We lost two Black Cardinals icons — Bob Gibson and Lou Brock — in 2020.
Rob Parker is on the check in at Busch Stadium, where statues of past MLBbros are prominently featured.
Mark Gray & Manny Brown talk about the NY Mets, Black pitchers, and the potential greatness of Kumar Rocker.
Jacob deGrom is having an incredible season and threatening Bob Gibson’s all-time (modern era) ERA record for starters, set in 1968, which is also referred to as “The Year of the Pitcher.”
The numbers look great, but his total body of work falls well short of Gooden and Gibson’s historic seasons. MLBbro.com’s David Grubb offers some perspective.
Through the first month and a half of the Major League Baseball season, Cardinals’ pitcher Jack Flaherty is on his way to joining one of the rarest fraternities in baseball: Black Aces.

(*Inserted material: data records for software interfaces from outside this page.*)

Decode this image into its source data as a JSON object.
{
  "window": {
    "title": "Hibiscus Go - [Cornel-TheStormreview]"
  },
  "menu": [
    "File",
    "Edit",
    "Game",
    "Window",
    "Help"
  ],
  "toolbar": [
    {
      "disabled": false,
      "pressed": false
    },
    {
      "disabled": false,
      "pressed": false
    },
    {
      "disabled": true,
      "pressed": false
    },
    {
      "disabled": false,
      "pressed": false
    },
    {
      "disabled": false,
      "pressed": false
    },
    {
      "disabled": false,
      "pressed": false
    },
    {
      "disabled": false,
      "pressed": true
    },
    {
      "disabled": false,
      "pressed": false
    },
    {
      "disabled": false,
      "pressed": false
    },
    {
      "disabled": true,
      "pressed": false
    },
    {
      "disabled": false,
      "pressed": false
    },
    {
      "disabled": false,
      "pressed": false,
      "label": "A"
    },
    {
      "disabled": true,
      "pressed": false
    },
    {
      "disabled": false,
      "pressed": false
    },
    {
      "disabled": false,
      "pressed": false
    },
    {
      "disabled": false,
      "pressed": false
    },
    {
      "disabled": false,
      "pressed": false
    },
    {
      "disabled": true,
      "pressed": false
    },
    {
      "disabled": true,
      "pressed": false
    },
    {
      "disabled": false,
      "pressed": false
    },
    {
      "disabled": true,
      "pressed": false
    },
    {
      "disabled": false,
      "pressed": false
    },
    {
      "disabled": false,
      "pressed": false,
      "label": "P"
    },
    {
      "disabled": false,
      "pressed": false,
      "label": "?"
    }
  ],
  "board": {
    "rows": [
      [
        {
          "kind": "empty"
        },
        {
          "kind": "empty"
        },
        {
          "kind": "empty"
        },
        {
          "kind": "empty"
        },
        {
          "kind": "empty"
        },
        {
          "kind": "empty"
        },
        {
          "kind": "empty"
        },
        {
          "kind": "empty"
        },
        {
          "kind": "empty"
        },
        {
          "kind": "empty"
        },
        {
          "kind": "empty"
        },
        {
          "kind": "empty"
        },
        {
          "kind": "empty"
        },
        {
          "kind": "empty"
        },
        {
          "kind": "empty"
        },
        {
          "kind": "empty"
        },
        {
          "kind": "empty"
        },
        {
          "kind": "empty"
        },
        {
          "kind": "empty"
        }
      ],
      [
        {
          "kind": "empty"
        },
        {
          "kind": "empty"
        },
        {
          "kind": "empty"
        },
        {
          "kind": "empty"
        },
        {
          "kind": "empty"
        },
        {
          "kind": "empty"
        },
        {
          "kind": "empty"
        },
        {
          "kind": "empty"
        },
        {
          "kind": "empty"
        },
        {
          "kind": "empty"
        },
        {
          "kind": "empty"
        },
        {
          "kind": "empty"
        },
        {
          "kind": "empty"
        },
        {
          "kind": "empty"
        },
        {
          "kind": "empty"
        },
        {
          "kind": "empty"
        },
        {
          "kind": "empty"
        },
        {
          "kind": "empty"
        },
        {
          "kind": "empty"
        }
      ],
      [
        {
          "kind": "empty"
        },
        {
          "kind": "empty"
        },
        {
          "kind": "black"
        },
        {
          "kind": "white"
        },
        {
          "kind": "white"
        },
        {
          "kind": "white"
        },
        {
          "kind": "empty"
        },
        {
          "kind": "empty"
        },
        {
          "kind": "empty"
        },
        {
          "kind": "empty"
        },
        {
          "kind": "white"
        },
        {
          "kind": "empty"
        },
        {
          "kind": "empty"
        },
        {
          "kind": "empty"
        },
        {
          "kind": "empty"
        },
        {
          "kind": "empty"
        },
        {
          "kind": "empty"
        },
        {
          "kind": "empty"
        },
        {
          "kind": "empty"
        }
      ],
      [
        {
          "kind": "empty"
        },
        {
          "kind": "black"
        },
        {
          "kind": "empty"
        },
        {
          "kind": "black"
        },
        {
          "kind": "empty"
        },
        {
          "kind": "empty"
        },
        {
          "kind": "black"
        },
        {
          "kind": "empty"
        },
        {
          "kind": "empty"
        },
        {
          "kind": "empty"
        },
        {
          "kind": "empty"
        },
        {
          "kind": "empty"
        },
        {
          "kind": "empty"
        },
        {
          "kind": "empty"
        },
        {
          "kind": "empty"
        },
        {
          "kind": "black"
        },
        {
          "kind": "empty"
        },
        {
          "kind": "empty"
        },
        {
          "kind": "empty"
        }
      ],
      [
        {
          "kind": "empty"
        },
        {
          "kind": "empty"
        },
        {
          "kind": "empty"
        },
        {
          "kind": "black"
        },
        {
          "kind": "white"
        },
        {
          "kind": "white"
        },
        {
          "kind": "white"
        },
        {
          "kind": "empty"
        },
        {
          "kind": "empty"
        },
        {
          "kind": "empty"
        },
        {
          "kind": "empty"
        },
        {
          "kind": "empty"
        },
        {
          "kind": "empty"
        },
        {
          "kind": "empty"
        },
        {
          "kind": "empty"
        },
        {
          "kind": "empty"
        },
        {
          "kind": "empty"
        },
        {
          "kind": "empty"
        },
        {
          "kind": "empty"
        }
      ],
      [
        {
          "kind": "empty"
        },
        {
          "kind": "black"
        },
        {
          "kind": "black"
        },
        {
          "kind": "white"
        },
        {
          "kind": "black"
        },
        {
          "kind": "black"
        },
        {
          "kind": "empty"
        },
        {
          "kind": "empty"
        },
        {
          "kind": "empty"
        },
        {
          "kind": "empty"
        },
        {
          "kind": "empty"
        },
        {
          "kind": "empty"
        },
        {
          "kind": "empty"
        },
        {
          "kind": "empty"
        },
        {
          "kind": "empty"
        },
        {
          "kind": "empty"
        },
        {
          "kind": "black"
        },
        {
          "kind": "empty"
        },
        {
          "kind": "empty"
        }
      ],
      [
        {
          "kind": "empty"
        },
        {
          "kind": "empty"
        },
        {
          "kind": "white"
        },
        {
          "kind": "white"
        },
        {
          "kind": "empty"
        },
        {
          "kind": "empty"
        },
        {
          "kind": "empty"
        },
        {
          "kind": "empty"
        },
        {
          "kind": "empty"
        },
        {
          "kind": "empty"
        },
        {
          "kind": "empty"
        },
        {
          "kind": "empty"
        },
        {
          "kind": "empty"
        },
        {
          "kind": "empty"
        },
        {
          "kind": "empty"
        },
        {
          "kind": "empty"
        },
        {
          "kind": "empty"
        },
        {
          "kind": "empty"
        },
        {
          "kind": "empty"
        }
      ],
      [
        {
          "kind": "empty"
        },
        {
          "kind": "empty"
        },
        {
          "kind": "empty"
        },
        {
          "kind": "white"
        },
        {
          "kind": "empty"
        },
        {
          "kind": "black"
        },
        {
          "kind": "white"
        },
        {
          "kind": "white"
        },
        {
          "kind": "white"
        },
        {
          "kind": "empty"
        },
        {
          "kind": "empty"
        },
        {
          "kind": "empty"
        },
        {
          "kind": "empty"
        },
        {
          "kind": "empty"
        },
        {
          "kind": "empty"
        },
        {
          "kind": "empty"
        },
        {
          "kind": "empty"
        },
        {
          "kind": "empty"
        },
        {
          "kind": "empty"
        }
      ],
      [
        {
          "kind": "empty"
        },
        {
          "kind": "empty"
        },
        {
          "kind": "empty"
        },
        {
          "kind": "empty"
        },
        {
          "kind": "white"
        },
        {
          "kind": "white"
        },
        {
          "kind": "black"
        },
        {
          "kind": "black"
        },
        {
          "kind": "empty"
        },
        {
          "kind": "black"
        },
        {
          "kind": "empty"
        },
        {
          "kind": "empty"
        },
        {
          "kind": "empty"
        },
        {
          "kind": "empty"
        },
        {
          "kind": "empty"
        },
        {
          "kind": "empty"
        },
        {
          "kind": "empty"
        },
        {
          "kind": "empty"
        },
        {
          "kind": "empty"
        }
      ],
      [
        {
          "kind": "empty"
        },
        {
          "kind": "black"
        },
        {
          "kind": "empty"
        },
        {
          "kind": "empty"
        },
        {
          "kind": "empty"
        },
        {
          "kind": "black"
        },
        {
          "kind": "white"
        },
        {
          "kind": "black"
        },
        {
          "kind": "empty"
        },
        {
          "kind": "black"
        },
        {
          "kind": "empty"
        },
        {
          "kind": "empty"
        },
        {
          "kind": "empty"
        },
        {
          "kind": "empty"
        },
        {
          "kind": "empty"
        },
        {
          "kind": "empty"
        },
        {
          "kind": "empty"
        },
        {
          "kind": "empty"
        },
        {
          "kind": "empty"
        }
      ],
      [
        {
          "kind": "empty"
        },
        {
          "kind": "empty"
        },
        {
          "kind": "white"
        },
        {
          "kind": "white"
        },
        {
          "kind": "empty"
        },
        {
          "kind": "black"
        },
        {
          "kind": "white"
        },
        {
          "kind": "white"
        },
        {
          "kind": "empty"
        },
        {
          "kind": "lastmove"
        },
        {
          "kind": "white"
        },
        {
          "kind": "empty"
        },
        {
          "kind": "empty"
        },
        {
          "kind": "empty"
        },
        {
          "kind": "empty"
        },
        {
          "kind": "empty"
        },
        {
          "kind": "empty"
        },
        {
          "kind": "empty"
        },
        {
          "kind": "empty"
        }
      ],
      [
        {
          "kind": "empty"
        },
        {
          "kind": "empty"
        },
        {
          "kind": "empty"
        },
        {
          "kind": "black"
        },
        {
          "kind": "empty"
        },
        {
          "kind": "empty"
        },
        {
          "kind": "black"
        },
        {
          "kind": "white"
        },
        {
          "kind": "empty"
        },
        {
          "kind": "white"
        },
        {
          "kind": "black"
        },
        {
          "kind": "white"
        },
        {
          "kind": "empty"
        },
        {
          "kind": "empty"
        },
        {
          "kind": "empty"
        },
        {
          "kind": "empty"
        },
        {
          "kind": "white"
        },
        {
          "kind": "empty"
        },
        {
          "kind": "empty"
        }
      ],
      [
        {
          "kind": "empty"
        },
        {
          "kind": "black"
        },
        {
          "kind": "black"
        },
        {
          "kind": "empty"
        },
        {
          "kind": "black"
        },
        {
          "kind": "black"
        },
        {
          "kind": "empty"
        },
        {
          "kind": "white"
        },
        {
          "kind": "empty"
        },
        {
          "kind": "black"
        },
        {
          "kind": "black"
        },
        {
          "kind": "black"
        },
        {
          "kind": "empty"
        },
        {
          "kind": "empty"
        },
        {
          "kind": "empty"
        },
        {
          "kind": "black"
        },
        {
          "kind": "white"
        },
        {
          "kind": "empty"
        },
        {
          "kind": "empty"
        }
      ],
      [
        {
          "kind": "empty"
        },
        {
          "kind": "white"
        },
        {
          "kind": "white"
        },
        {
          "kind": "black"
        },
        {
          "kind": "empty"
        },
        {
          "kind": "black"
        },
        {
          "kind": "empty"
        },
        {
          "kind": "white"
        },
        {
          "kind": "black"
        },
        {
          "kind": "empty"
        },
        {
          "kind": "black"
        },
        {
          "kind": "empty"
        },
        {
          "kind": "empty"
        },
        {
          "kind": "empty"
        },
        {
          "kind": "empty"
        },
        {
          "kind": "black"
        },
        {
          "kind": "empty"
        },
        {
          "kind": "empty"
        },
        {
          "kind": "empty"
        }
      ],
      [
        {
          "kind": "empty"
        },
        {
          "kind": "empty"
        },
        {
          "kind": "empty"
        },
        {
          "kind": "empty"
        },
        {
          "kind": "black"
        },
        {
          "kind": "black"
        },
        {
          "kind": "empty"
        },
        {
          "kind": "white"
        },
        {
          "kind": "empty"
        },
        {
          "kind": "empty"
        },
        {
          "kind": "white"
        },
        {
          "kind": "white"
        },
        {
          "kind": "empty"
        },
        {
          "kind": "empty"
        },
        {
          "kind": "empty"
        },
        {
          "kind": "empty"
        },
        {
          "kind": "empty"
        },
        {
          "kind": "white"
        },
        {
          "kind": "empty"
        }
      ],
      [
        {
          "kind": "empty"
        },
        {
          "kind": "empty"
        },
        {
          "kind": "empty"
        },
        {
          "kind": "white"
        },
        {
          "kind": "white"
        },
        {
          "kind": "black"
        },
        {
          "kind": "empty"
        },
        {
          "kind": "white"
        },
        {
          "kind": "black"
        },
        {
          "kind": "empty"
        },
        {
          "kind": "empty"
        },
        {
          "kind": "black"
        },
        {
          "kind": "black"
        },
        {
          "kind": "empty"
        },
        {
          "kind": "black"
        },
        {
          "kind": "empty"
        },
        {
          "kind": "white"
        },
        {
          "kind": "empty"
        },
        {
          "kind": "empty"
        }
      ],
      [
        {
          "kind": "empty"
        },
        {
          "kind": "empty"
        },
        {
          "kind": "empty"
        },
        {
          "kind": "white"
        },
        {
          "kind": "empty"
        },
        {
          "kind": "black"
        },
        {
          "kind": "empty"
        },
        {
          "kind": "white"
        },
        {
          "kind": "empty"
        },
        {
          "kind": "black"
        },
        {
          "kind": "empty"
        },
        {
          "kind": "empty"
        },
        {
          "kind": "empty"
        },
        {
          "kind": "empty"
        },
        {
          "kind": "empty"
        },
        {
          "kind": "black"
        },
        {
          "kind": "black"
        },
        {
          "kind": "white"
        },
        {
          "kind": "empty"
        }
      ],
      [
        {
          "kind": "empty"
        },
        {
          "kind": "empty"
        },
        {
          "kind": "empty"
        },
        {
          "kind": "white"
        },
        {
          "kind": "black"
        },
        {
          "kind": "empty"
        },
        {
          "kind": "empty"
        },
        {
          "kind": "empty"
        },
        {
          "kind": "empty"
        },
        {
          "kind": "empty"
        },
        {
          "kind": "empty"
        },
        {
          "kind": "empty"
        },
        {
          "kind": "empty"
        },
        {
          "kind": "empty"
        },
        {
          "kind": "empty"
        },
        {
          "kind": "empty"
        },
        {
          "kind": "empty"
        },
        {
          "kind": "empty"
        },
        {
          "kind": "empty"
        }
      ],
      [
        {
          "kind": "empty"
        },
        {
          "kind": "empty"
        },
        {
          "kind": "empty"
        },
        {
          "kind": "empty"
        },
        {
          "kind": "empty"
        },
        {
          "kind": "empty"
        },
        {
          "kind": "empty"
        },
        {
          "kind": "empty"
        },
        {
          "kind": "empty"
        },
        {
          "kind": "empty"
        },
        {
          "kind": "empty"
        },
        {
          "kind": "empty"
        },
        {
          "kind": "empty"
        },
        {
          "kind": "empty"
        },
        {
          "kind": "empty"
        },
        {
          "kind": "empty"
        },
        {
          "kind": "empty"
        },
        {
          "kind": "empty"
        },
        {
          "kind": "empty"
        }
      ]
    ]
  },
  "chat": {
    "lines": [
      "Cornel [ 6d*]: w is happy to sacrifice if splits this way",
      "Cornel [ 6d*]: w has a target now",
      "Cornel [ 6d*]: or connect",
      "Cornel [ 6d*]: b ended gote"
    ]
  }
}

The title of ace is given to a very select few in the game of baseball. It comes with high expectations. When an ace is on the mound, it is win day; period. They stem the tide and stop losing streaks while also being able to be called on to perform in the biggest moments of the season and take down the best hitter on the planet.
The Black pitcher, in general, is a rare sight to see in our game. We see many of our MLB Bros showcase their athleticism while roaming in the outfield and even more recently have seen them anchoring defenses throughout the infield, most notably Gold Glove shortstop J.P. Crawford.

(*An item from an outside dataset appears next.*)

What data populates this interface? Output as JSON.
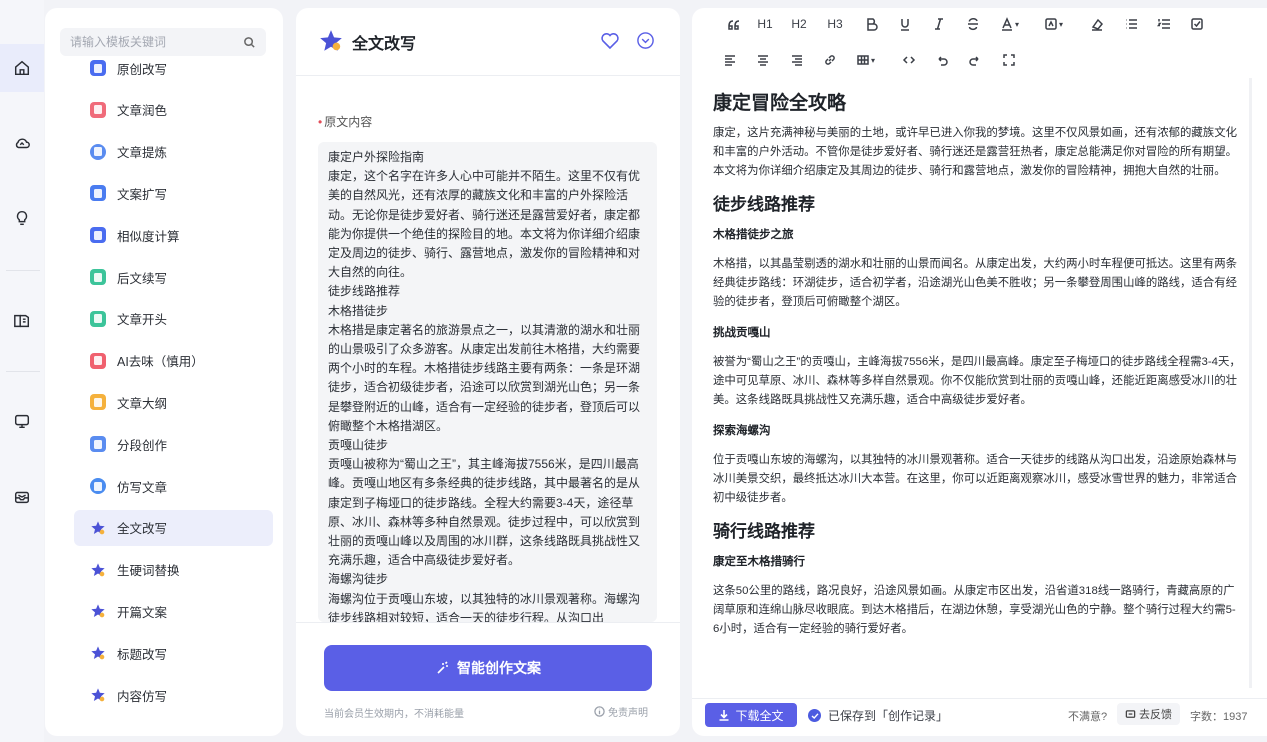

The term “Black Aces” derived from a book, “Baseball’s Only African-American Twenty Game Winners” written by former pitcher Jim “Mudcat” Grant, who was the first 20-game winner in the American League when he did it for the Minnesota Twins in 1965.
To qualify for the fraternity of Black Aces, you must win 20 games in a season. Looking at the current landscape of the game, there is one pitcher who looks like he will be on his way to having his own Probate this season, and it’s Flaherty.

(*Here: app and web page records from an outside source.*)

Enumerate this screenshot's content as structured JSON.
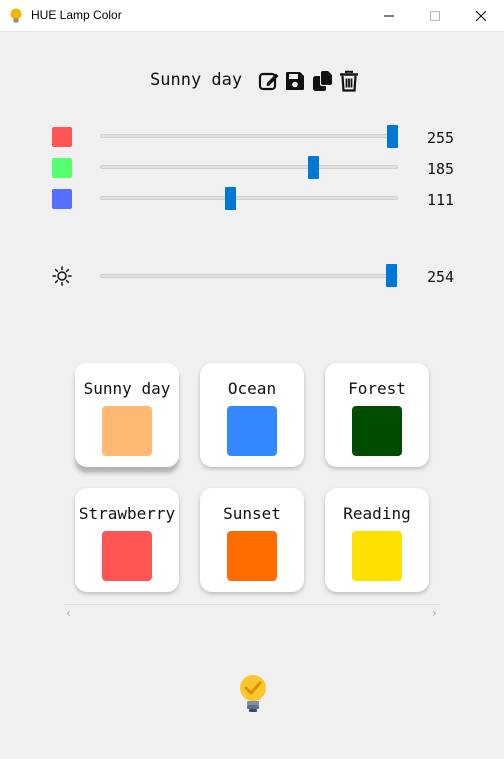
{
  "window": {
    "title": "HUE Lamp Color"
  },
  "preset": {
    "name": "Sunny day"
  },
  "icons": {
    "app": "lightbulb-icon",
    "edit": "edit-icon",
    "save": "save-icon",
    "copy": "copy-icon",
    "delete": "trash-icon",
    "brightness": "sun-icon",
    "lamp": "lightbulb-check-icon"
  },
  "sliders": [
    {
      "name": "red",
      "color": "#ff5555",
      "value": "255",
      "fraction": 1.0
    },
    {
      "name": "green",
      "color": "#55ff6e",
      "value": "185",
      "fraction": 0.7255
    },
    {
      "name": "blue",
      "color": "#5570ff",
      "value": "111",
      "fraction": 0.4353
    }
  ],
  "brightness": {
    "value": "254",
    "fraction": 0.996
  },
  "presets": [
    {
      "label": "Sunny day",
      "color": "#ffb973",
      "active": true
    },
    {
      "label": "Ocean",
      "color": "#3388ff",
      "active": false
    },
    {
      "label": "Forest",
      "color": "#004d00",
      "active": false
    },
    {
      "label": "Strawberry",
      "color": "#ff5555",
      "active": false
    },
    {
      "label": "Sunset",
      "color": "#ff6d00",
      "active": false
    },
    {
      "label": "Reading",
      "color": "#ffe100",
      "active": false
    }
  ]
}
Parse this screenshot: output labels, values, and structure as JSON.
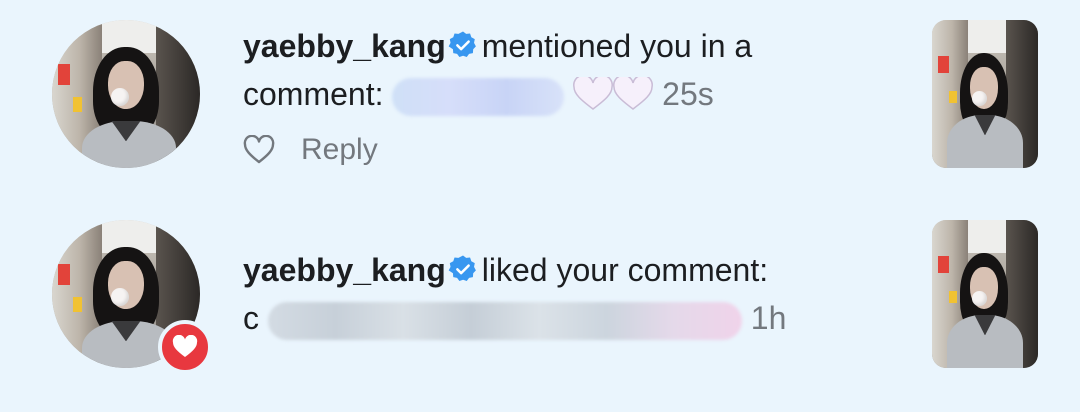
{
  "notifications": [
    {
      "username": "yaebby_kang",
      "verified": true,
      "action_text": "mentioned you in a",
      "comment_label": "comment:",
      "emojis": [
        "white-heart",
        "white-heart"
      ],
      "time": "25s",
      "reply_label": "Reply",
      "avatar_icon": "profile-photo",
      "thumbnail_icon": "post-thumbnail"
    },
    {
      "username": "yaebby_kang",
      "verified": true,
      "action_text": "liked your comment:",
      "comment_prefix": "c",
      "time": "1h",
      "badge_icon": "heart-badge-icon",
      "badge_color": "#e8383f",
      "avatar_icon": "profile-photo",
      "thumbnail_icon": "post-thumbnail"
    }
  ],
  "colors": {
    "background": "#eaf5fd",
    "verified": "#3897f0",
    "secondary_text": "#73787e"
  }
}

The former 34th overall pick in the 2014 draft currently sits alone on the top of the throne for the Major League lead in wins. His record stands undefeated at 7-0 this season with a 2.47 ERA. He recently became the first Cardinals pitcher since Bob Gibson in 1965 to record a win in seven of his first eight games while having an ERA under three.
Flaherty will be compared to the late Gibson – who passed away last year at the age of 84 to cancer – throughout his entire career.
Gibson pitched for the Cardinals during his entire 17-year career and is one of the original Black Aces in the game of baseball. He recorded five 20 win seasons during his time in St. Louis, which is second most all-time only trailing Ferguson Jenkins who had seven such seasons.
Flaherty is trying to be the newest member of the Black Ace fraternity since David Price joined the group in 2012.
Recently retired future Hall of Famer C.C. Sabathia joined the group in 2010 and former pitcher Dontrelle Willis did so as well in 2005. Before then, the feat had not been reached since 1990 when it was accomplished by Dave Stewart who remarkably completed four straight 20 win seasons from 1987-1990.
Early this year, Sabathia presented Price with a custom sweatshirt and joggers. The logo has an Ace of spade between the two C’s with a B hovering over the Ace of Spade.
The numbers Flaherty is putting up this season have put him in the category of potential starters for the National League All-Star team in Colorado this summer, which won’t be easy in a National League that has the best pitcher in baseball – Mets’ Jacob Degrom – and the Padres’ Yu Darvish who has one of the deepest bags of pitches and the Brewers’ Brandon Woodruff whose strikeout-to-walk ratio is incredible. Hence, winning and continued quality starts will be key for Flaherty to give himself the starting nod.
After a shaky start on Opening Day, Flaherty has responded with a 1.47 ERA in his last 43 innings pitched. He has only allowed one home run in the past seven games and has currently registered six quality starts in a row.
He is yet to walk more than two batters in a start this year and in his last four starts, he has at least six strikeouts. Also this year, he joined the “Pitchers Who Rake” club when he hit his first career home run while pitching seven scoreless innings against the Rockies earlier in May.
The Black Ace Fraternity is ready to welcome Flaherty with open arms. He is closing in on the halfway point to be allowed in the club, and there’s a possibility that he’ll break past the bouncer before seasons end.
His next chance to start comes today as he will be on the mound in front of the St. Louis faithful taking on the Pittsburgh Pirates. Last time he faced them, he notched a season-high nine strikeouts on May 1st.